PCR-based multipathogen diagnostic panels are increasingly available for clinical and research purposes; these panels have good sensitivity and specificity to detect norovirus. The most common diagnostic test used at state public health laboratories and CDC is RT-PCR, which rapidly and reliably detects the virus in stool specimens. Several commercial enzyme immunoassays (EIAs) are also available to detect the virus in stool specimens. The specificity and sensitivity of EIAs are relatively poor compared with RT-PCR. For more information on laboratory diagnostic testing and specimen collection, see


Supportive care is the mainstay of treatment of norovirus disease, especially oral or intravenous rehydration. For routine management of acute gastroenteritis in children, antidiarrheals and antiemetics are not recommended because high-quality evidence for efficacy and their potential toxicity is lacking. For adults, antimotility, antisecretory, and antiemetic agents may be useful adjuncts to rehydration. Antibiotics are not useful in treating patients with norovirus disease.


No vaccine is currently available, although vaccine development efforts are advancing. Noroviruses are common and highly contagious, but the risk for infection can be minimized by frequent and proper handwashing and avoiding possibly contaminated food and water. Washing hands with soap and water for at least 20 seconds is considered the most effective way to reduce norovirus contamination; alcohol-based hand sanitizers might be useful between handwashings but should not be considered a substitute for soap and water.

In addition to handwashing, measures to prevent transmission of noroviruses between people traveling together include carefully cleaning up fecal material or vomit and disinfecting contaminated surfaces and toilet areas. Products should be approved by the Environmental Protection Agency for norovirus disinfection; alternatively, a dilute bleach solution (5–25 tablespoons bleach per gallon of water) may be used. Soiled articles of clothing should be washed at the maximum available cycle length and machine-dried at high heat.

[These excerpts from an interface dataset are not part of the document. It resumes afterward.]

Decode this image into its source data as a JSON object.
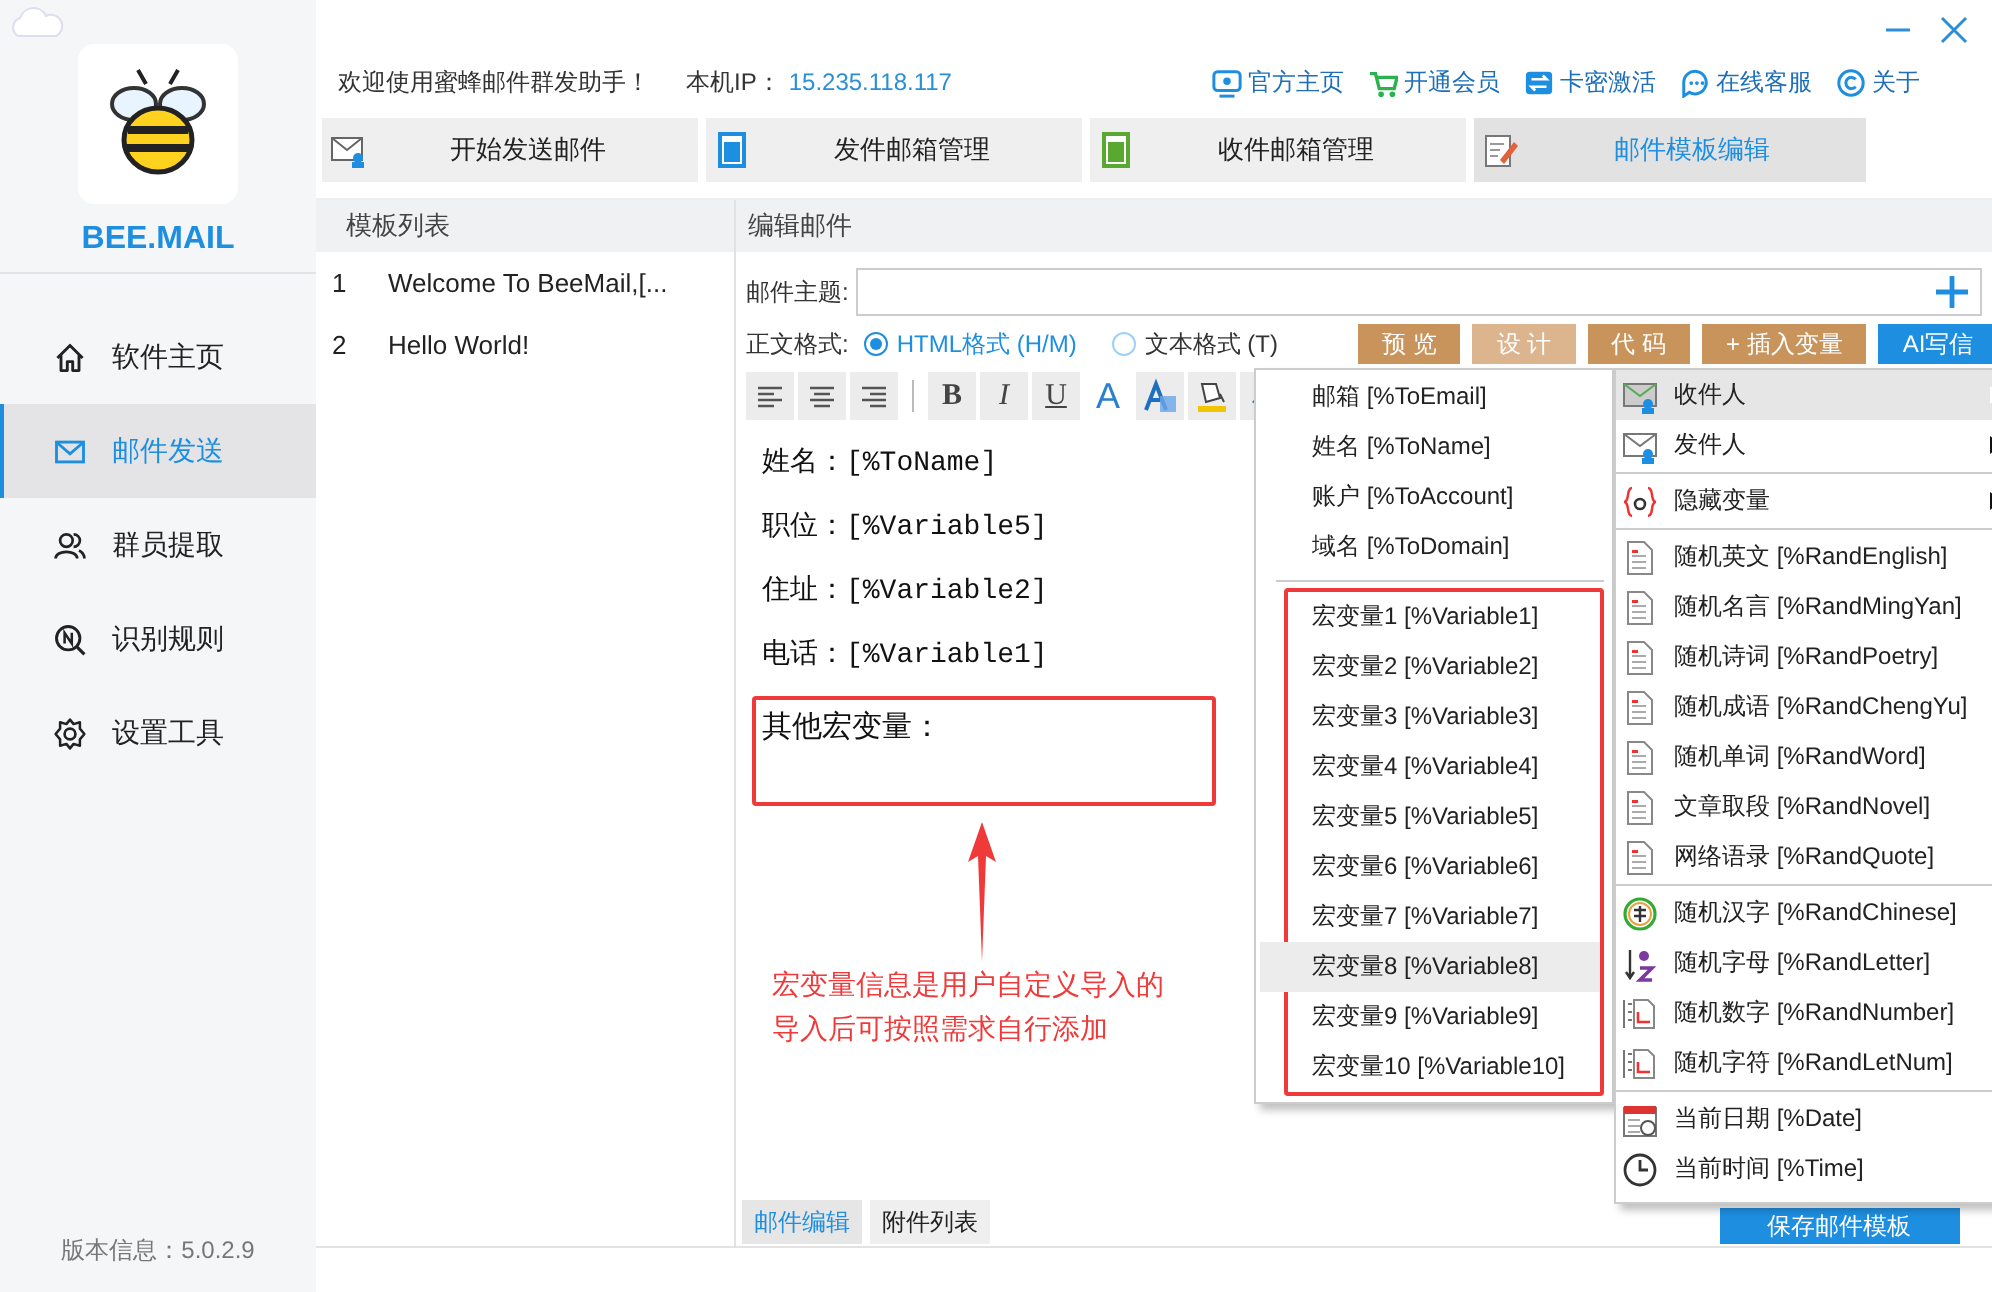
{
  "sidebar": {
    "logo_text": "BEE.MAIL",
    "items": [
      {
        "label": "软件主页",
        "selected": false
      },
      {
        "label": "邮件发送",
        "selected": true
      },
      {
        "label": "群员提取",
        "selected": false
      },
      {
        "label": "识别规则",
        "selected": false
      },
      {
        "label": "设置工具",
        "selected": false
      }
    ],
    "version": "版本信息：5.0.2.9"
  },
  "top_bar": {
    "welcome": "欢迎使用蜜蜂邮件群发助手！",
    "ip_label": "本机IP：",
    "ip": "15.235.118.117",
    "links": [
      "官方主页",
      "开通会员",
      "卡密激活",
      "在线客服",
      "关于"
    ]
  },
  "tabs": [
    {
      "label": "开始发送邮件",
      "selected": false
    },
    {
      "label": "发件邮箱管理",
      "selected": false
    },
    {
      "label": "收件邮箱管理",
      "selected": false
    },
    {
      "label": "邮件模板编辑",
      "selected": true
    }
  ],
  "template_list": {
    "title": "模板列表",
    "rows": [
      {
        "index": "1",
        "name": "Welcome To BeeMail,[..."
      },
      {
        "index": "2",
        "name": "Hello World!"
      }
    ]
  },
  "editor": {
    "title": "编辑邮件",
    "subject_label": "邮件主题:",
    "format_label": "正文格式:",
    "formats": [
      {
        "label": "HTML格式 (H/M)",
        "selected": true
      },
      {
        "label": "文本格式 (T)",
        "selected": false
      }
    ],
    "buttons": [
      {
        "label": "预 览",
        "kind": "action",
        "disabled": false
      },
      {
        "label": "设 计",
        "kind": "action",
        "disabled": true
      },
      {
        "label": "代 码",
        "kind": "action",
        "disabled": false
      },
      {
        "label": "+ 插入变量",
        "kind": "action",
        "disabled": false
      },
      {
        "label": "AI写信",
        "kind": "primary",
        "disabled": false
      }
    ],
    "toolbar": [
      {
        "kind": "icon"
      },
      {
        "kind": "icon"
      },
      {
        "kind": "icon"
      },
      {
        "kind": "separator"
      },
      {
        "kind": "glyph",
        "text": "B"
      },
      {
        "kind": "glyph",
        "text": "I"
      },
      {
        "kind": "glyph",
        "text": "U"
      },
      {
        "kind": "glyph",
        "text": "A"
      },
      {
        "kind": "icon"
      },
      {
        "kind": "icon"
      },
      {
        "kind": "icon"
      }
    ],
    "body_lines": [
      "姓名：[%ToName]",
      "职位：[%Variable5]",
      "住址：[%Variable2]",
      "电话：[%Variable1]"
    ],
    "highlight_text": "其他宏变量：",
    "annotation": [
      "宏变量信息是用户自定义导入的",
      "导入后可按照需求自行添加"
    ],
    "bottom_tabs": [
      {
        "label": "邮件编辑",
        "selected": true
      },
      {
        "label": "附件列表",
        "selected": false
      }
    ],
    "save_button": "保存邮件模板"
  },
  "submenu": {
    "groups": [
      {
        "outlined": false,
        "items": [
          {
            "label": "邮箱 [%ToEmail]",
            "selected": false
          },
          {
            "label": "姓名 [%ToName]",
            "selected": false
          },
          {
            "label": "账户 [%ToAccount]",
            "selected": false
          },
          {
            "label": "域名 [%ToDomain]",
            "selected": false
          }
        ]
      },
      {
        "outlined": true,
        "items": [
          {
            "label": "宏变量1 [%Variable1]",
            "selected": false
          },
          {
            "label": "宏变量2 [%Variable2]",
            "selected": false
          },
          {
            "label": "宏变量3 [%Variable3]",
            "selected": false
          },
          {
            "label": "宏变量4 [%Variable4]",
            "selected": false
          },
          {
            "label": "宏变量5 [%Variable5]",
            "selected": false
          },
          {
            "label": "宏变量6 [%Variable6]",
            "selected": false
          },
          {
            "label": "宏变量7 [%Variable7]",
            "selected": false
          },
          {
            "label": "宏变量8 [%Variable8]",
            "selected": true
          },
          {
            "label": "宏变量9 [%Variable9]",
            "selected": false
          },
          {
            "label": "宏变量10 [%Variable10]",
            "selected": false
          }
        ]
      }
    ]
  },
  "menu": {
    "groups": [
      [
        {
          "label": "收件人",
          "has_submenu": true,
          "selected": true
        },
        {
          "label": "发件人",
          "has_submenu": true,
          "selected": false
        }
      ],
      [
        {
          "label": "隐藏变量",
          "has_submenu": true,
          "selected": false
        }
      ],
      [
        {
          "label": "随机英文 [%RandEnglish]",
          "has_submenu": false,
          "selected": false
        },
        {
          "label": "随机名言 [%RandMingYan]",
          "has_submenu": false,
          "selected": false
        },
        {
          "label": "随机诗词 [%RandPoetry]",
          "has_submenu": false,
          "selected": false
        },
        {
          "label": "随机成语 [%RandChengYu]",
          "has_submenu": false,
          "selected": false
        },
        {
          "label": "随机单词 [%RandWord]",
          "has_submenu": false,
          "selected": false
        },
        {
          "label": "文章取段 [%RandNovel]",
          "has_submenu": false,
          "selected": false
        },
        {
          "label": "网络语录 [%RandQuote]",
          "has_submenu": false,
          "selected": false
        }
      ],
      [
        {
          "label": "随机汉字 [%RandChinese]",
          "has_submenu": false,
          "selected": false
        },
        {
          "label": "随机字母 [%RandLetter]",
          "has_submenu": false,
          "selected": false
        },
        {
          "label": "随机数字 [%RandNumber]",
          "has_submenu": false,
          "selected": false
        },
        {
          "label": "随机字符 [%RandLetNum]",
          "has_submenu": false,
          "selected": false
        }
      ],
      [
        {
          "label": "当前日期 [%Date]",
          "has_submenu": false,
          "selected": false
        },
        {
          "label": "当前时间 [%Time]",
          "has_submenu": false,
          "selected": false
        }
      ]
    ]
  }
}
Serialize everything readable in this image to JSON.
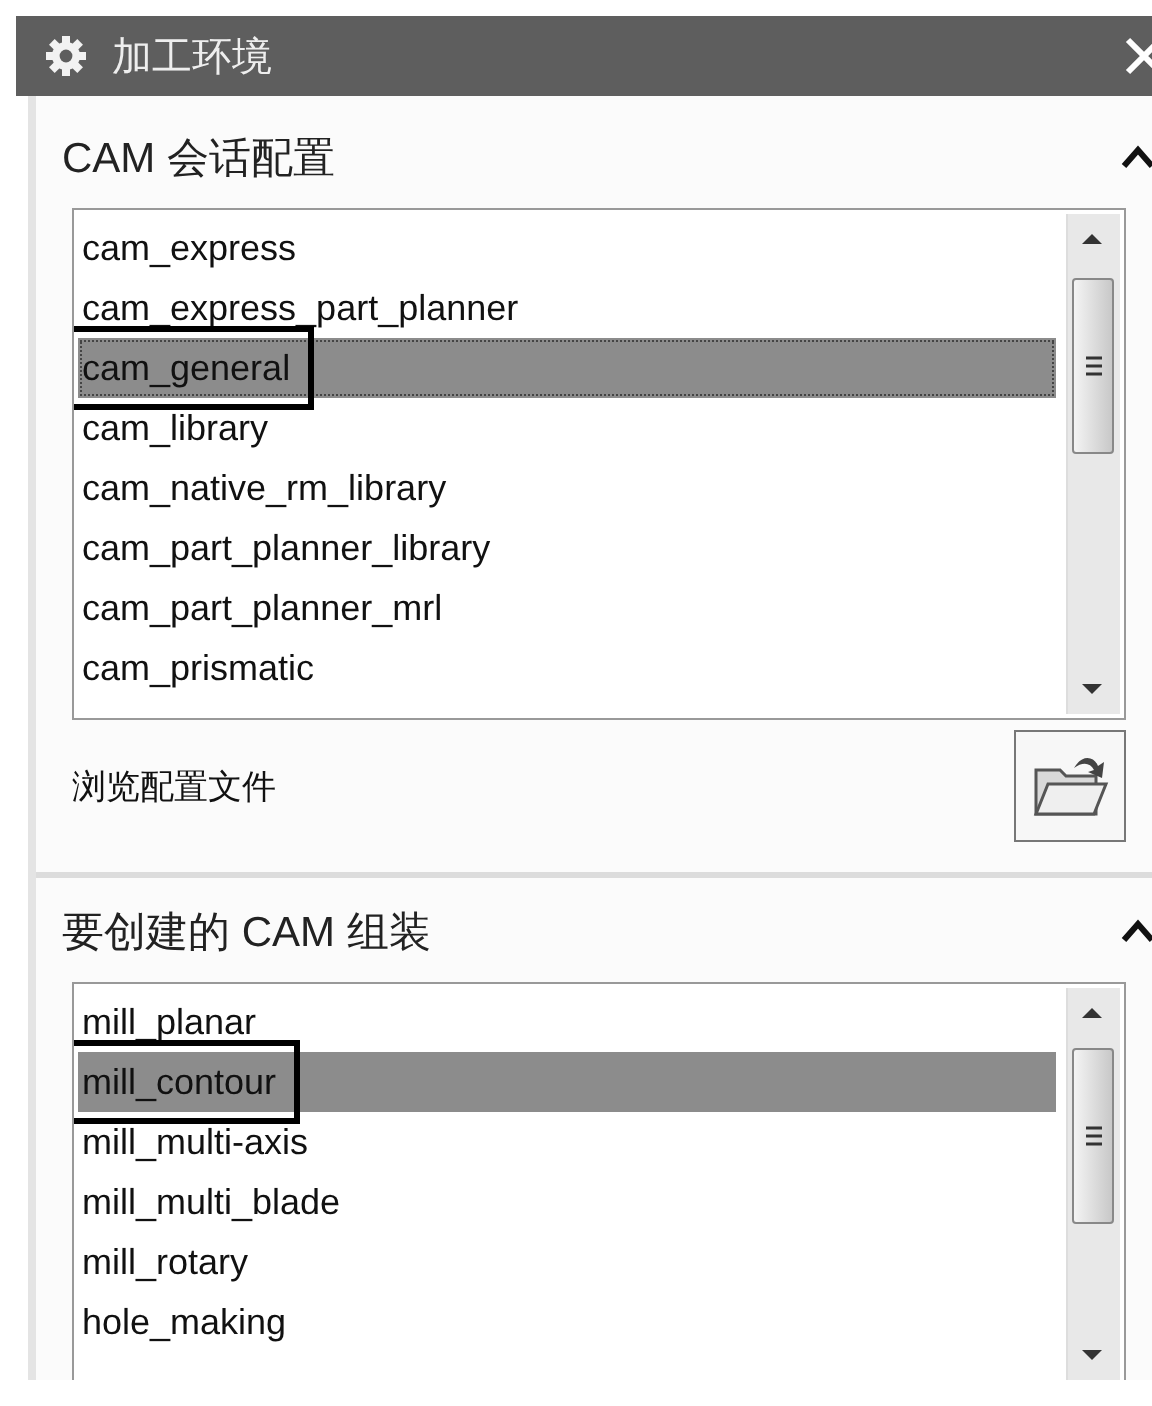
{
  "window": {
    "title": "加工环境"
  },
  "sections": [
    {
      "title": "CAM 会话配置",
      "expanded": true,
      "list": {
        "focused": true,
        "items": [
          {
            "label": "cam_express",
            "selected": false,
            "annotated": false
          },
          {
            "label": "cam_express_part_planner",
            "selected": false,
            "annotated": false
          },
          {
            "label": "cam_general",
            "selected": true,
            "annotated": true
          },
          {
            "label": "cam_library",
            "selected": false,
            "annotated": false
          },
          {
            "label": "cam_native_rm_library",
            "selected": false,
            "annotated": false
          },
          {
            "label": "cam_part_planner_library",
            "selected": false,
            "annotated": false
          },
          {
            "label": "cam_part_planner_mrl",
            "selected": false,
            "annotated": false
          },
          {
            "label": "cam_prismatic",
            "selected": false,
            "annotated": false
          }
        ]
      },
      "browse": {
        "label": "浏览配置文件"
      }
    },
    {
      "title": "要创建的 CAM 组装",
      "expanded": true,
      "list": {
        "focused": false,
        "items": [
          {
            "label": "mill_planar",
            "selected": false,
            "annotated": false
          },
          {
            "label": "mill_contour",
            "selected": true,
            "annotated": true
          },
          {
            "label": "mill_multi-axis",
            "selected": false,
            "annotated": false
          },
          {
            "label": "mill_multi_blade",
            "selected": false,
            "annotated": false
          },
          {
            "label": "mill_rotary",
            "selected": false,
            "annotated": false
          },
          {
            "label": "hole_making",
            "selected": false,
            "annotated": false
          }
        ]
      }
    }
  ]
}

To help prevent the spread of noroviruses, isolation may be considered for ill people on cruise ships and in institutional settings, including hospitals, long-term care facilities, and schools.

CDC website:


  1. Ahmed SM, Hall AJ, Robinson AE et al. Global prevalence of norovirus in cases of gastroenteritis: a systematic review and meta-analysis. Lancet Infect Dis. 2014;14(8):725–30.  [PMID:24981041]
  2. Ajami NJ, Kavanagh OV, Ramani S, Crawford SE, Atmar RL, Jiang ZD, et al. Seroepidemiology of norovirus-associated travelers’ diarrhea. J Travel Med. 2014 Jan–Feb;21(1):6–11.  [PMID:24383649]
  3. Aliabadi N, Lopman BA, Parashar UD, Hall AJ. Progress toward norovirus vaccines: considerations for further development and implementation in potential target populations. Expert Rev Vaccines. 2015;14(9):1241–53.  [PMID:26224658]
  4. Cardemil CV, Parashar UD, Hall AJ. Norovirus Infection in older adults: epidemiology, risk factors, and opportunities for prevention and control. Infect Dis Clin North Am. 2017 Dec;31(4):839–70.  [PMID:28911830]
  5. Hall AJ, Lopman BA, Payne DC, Patel MM, Gastañaduy PA, Vinje J, et al. Norovirus disease in the United States. Emerg Infect Dis. 2013 Aug;19(8):1198–205.  [PMID:23876403]
  6. Hall AJ, Wikswo ME, Pringle K, Gould LH, Parashar UD. Vital signs: foodborne norovirus outbreaks—United States, 2009–2012. MMWR Morb Mortal Wkly Rep. 2014 Jun 6;63(22):491–5.  [PMID:24898166]
  7. Kirk MD, Pires SM, Black RE et al. World Health Organization estimates of the global and regional disease burden of 22 foodborne bacterial, protozoal, and viral diseases, 2010: a data synthesis. PLoS Med. 2015;12(12):e1001921.
  8. Simons MP, Pike BL, Hulseberg CE, Prouty MG, Swierczewski BE. Norovirus: new developments and implications for travelers’ diarrhea. Trop Dis Travel Med Vaccines. 2016 Jan 12;2:1.  [PMID:28883945]


Cristina V. Cardemil, Aron J. Hall